These diamonds are coloured this way due to the presence of the chemical boron. Some grey diamonds have experienced a hydrogen defect which allows the diamond to absorb an equal quantity of every light wavelength. Other grey diamonds have elements of boron, similar to the blue diamonds. Boron causes carbon in the crystal’s structure to bond together so that the colours yellow, red and green get absorbed into the spectrum.

Purple and Violet Diamonds

Violet diamonds are not as rare as the red variety and have been discovered in Western Australia. They are still pretty uncommon though and formed in a similar way to the purple diamonds. It is thought that the colour is present due to hydrogen in the crystal lattice, although scientists think the colour is the result of distortion. However the diamonds are formed, they offer a stunning variety for use in diamond jewellery. For your own Couloured Stone Diamond Engagement Rings, visit https://www.comparethediamond.com/diamond-engagement-rings/coloured-stone

Black Diamonds

These unique gems reflect absolutely no form of light and are also incredibly rare to find. The stone contains lots of natural dark inclusions, otherwise known as graphite. They look so dark because the structure stops them from reflecting any light whatsoever. They are still pure carbon though, just as colourless diamonds are.

Orange and Yellow Diamonds
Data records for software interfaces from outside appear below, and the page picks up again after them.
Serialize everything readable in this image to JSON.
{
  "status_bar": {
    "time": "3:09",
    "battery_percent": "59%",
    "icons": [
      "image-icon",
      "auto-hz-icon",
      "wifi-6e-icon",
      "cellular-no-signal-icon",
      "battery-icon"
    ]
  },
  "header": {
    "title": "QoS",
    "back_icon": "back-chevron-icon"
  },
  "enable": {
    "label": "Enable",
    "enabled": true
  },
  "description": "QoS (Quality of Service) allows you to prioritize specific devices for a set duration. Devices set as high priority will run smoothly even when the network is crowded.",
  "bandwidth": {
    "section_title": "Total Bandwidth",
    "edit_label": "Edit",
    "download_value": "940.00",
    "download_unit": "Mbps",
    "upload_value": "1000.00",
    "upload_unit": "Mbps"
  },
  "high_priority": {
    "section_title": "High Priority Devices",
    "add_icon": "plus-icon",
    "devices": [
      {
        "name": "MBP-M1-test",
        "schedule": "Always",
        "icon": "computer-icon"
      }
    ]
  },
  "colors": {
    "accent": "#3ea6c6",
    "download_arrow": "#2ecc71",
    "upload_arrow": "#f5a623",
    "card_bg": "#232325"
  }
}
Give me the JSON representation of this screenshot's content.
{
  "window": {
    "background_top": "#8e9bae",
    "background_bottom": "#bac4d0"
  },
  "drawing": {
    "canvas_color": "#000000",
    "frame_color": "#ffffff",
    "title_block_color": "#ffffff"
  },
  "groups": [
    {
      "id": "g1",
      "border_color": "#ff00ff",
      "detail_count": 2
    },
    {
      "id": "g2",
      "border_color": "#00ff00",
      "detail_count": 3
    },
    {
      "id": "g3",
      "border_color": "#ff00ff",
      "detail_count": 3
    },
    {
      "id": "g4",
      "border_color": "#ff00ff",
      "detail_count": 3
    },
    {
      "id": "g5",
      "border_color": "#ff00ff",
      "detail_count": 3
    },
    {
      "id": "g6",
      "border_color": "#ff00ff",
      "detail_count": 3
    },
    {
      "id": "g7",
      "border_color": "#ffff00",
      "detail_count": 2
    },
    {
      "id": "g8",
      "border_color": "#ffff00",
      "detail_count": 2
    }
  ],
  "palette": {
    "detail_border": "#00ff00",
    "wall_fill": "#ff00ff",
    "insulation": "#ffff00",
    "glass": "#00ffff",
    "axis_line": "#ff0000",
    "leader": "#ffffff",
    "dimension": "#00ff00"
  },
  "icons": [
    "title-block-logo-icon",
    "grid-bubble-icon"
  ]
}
The brightly coloured orange and yellow hues are thought to be as a result of nitrogen. When the diamond forms and nitrogen atoms are present, blue light is absorbed that ends up creating a yellow shade. A deeper yellow or orange occurs when certain nitrogen atoms join together to absorb both yellow and blue light.